I suggest reading Mesothelioma Lawyers, New York: The Novel first, if possible. (Currently, the only option is to read it online page by page with all the ads, but I’ll make physical copies available on Amazon as soon as I can.)

The movie has none of the depth of the novel, the plausible 2012 theory, the end of the world drama, and so on. It’s basically just a dumbed down comedy. But it fills in the backstory of the novel, plus it has swordfights, drug-induced trances, sociopathic lawyers, Oompa-Loompas, and exploding kidneys.

Potentially starring:

Lindsay Lohan as Yvonne Dubois
Janeane Garofalo as Janice Goldwoman
Matthew Fox as Jack Crowley
Catherine Zeta-Jones as Milli Vanilli Chilli Willi
Glenn Close as Ivana Suyurass
and Leslie Nielsen as Count Voldemort Sidious Hitler the Terrible

### Mesothelioma Lawyers, New York: Insider Extras

Friday, March 5th, 2010

You know how sometimes you read or hear something, and you have the feeling that you’re missing an inside joke? People who read my novel Mesothelioma Lawyers, New York may have that feeling every few pages. While some of the Easter eggs are obvious, many are not.

As I had always planned to, I’ve updated the epilogue to point out the hidden references, symbolism that may have been overlooked, notes about the actual writing of the novel, etc.

Here are some of the questions that are answered:

• Where do the characters’ names come from?
• What is the significance of the photon with a wavelength of 400 nanometers?
• What is the meaning of Jack’s cryptic notes, which even he doesn’t understand?
• What blogger is referenced twice, though not explicitly named?
• What’s special about the exact time that Jack wakes up?
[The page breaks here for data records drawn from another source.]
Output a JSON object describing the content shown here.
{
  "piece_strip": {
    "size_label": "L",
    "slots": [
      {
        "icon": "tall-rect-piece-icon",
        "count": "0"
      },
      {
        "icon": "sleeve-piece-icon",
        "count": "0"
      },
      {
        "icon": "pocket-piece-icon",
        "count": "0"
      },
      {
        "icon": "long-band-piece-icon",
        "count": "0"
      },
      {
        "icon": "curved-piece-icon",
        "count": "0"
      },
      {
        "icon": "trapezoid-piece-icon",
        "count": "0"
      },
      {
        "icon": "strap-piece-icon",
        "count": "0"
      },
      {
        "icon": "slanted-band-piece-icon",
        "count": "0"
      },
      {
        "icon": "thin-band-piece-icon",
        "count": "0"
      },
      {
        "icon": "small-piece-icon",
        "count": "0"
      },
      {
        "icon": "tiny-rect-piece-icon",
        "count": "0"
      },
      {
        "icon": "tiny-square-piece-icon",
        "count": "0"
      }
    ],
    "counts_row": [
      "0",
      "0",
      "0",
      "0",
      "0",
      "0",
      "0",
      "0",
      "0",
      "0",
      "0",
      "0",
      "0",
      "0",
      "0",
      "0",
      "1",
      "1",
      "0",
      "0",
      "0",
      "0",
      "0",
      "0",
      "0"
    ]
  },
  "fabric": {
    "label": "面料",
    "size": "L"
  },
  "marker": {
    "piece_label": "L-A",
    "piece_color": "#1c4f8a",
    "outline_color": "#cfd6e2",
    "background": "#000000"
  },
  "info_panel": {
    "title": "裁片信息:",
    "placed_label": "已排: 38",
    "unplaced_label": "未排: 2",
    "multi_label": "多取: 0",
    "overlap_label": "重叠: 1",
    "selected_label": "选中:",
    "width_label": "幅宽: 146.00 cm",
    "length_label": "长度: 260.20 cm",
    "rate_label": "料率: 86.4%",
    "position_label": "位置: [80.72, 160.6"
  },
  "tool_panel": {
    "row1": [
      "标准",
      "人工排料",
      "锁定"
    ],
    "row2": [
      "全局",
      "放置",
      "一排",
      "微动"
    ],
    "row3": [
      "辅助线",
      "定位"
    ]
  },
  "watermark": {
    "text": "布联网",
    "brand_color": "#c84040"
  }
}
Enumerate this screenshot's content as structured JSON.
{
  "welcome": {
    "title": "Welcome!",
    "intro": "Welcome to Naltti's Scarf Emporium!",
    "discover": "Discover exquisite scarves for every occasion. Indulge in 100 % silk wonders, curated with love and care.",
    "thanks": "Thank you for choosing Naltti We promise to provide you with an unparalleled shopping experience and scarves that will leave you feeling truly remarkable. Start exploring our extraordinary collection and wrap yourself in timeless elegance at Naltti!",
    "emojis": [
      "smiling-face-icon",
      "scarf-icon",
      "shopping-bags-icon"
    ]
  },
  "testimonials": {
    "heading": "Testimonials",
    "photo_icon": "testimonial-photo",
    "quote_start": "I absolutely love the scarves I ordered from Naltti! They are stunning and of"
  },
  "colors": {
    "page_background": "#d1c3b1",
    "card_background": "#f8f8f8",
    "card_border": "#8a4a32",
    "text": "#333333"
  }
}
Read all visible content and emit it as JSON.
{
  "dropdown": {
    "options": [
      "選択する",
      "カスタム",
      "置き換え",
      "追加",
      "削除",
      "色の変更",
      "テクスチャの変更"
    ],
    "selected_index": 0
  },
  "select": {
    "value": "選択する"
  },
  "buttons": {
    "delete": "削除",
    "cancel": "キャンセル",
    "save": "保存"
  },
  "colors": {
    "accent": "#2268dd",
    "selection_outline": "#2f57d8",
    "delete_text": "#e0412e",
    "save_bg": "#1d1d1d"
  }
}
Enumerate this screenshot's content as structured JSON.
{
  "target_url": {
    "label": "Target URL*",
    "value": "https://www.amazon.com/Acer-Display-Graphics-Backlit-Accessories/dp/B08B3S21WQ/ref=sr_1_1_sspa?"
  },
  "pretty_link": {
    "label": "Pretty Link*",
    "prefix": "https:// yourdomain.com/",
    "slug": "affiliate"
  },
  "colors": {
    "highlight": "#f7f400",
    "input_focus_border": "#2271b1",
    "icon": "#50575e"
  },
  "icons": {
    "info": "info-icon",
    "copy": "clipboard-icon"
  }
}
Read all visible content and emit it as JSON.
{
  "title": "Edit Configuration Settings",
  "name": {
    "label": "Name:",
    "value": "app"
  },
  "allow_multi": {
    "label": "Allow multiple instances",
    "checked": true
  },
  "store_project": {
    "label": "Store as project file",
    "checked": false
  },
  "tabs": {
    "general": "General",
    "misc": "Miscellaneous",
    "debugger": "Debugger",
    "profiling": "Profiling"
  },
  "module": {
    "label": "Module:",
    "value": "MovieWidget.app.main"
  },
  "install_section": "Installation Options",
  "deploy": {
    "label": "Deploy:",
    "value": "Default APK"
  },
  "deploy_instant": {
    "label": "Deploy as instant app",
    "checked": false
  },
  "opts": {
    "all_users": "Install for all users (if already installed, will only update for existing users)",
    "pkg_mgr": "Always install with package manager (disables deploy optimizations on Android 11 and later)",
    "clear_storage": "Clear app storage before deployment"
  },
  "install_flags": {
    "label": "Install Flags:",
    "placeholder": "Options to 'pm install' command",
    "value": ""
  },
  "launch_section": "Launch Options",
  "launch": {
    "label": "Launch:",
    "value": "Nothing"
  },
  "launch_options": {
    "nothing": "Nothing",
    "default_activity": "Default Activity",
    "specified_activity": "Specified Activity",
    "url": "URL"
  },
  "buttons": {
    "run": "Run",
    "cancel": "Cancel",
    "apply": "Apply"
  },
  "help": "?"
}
etc., etc. To get the full Mesothelioma Lawyers, New York experience, you need to read the epilogue – but it contains spoilers! (The full text of the novel is still freely available at the link above.)